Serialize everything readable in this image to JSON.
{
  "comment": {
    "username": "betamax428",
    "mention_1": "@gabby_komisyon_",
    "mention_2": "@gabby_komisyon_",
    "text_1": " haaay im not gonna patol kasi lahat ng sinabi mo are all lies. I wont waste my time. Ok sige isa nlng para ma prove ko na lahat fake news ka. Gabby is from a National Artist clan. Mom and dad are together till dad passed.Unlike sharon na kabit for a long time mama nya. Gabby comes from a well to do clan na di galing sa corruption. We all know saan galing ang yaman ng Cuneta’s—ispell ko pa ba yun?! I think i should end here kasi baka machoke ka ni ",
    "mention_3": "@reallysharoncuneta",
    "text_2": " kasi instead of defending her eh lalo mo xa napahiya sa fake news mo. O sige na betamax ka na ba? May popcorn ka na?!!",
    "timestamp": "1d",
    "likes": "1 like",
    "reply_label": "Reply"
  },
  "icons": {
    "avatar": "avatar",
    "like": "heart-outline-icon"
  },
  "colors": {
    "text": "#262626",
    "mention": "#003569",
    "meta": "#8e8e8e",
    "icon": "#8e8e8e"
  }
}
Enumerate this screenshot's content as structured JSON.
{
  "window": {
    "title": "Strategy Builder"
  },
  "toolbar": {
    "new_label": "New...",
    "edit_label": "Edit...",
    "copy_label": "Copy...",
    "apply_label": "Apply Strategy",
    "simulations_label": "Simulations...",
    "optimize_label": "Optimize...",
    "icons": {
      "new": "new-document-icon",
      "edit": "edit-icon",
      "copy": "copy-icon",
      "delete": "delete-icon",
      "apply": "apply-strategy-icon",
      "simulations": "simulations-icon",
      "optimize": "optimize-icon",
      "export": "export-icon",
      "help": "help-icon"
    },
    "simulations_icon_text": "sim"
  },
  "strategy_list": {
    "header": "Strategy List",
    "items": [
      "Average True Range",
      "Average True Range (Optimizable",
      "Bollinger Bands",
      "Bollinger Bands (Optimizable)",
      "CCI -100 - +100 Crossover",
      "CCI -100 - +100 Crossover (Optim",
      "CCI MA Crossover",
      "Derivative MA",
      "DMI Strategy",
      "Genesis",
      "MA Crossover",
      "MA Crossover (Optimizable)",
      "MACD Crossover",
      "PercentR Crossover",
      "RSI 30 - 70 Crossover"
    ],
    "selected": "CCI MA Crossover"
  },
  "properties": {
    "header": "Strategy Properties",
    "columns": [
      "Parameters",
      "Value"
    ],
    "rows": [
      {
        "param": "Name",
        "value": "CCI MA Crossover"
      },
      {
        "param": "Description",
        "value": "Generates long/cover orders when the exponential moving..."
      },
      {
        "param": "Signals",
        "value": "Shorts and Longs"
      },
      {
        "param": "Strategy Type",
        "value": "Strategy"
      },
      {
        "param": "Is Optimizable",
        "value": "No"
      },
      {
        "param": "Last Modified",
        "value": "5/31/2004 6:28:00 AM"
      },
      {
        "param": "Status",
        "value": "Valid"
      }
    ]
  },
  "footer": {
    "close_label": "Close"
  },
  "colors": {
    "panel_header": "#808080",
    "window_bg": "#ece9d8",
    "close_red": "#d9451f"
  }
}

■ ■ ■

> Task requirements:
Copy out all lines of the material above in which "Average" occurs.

> Task result:
      "Average True Range",
      "Average True Range (Optimizable",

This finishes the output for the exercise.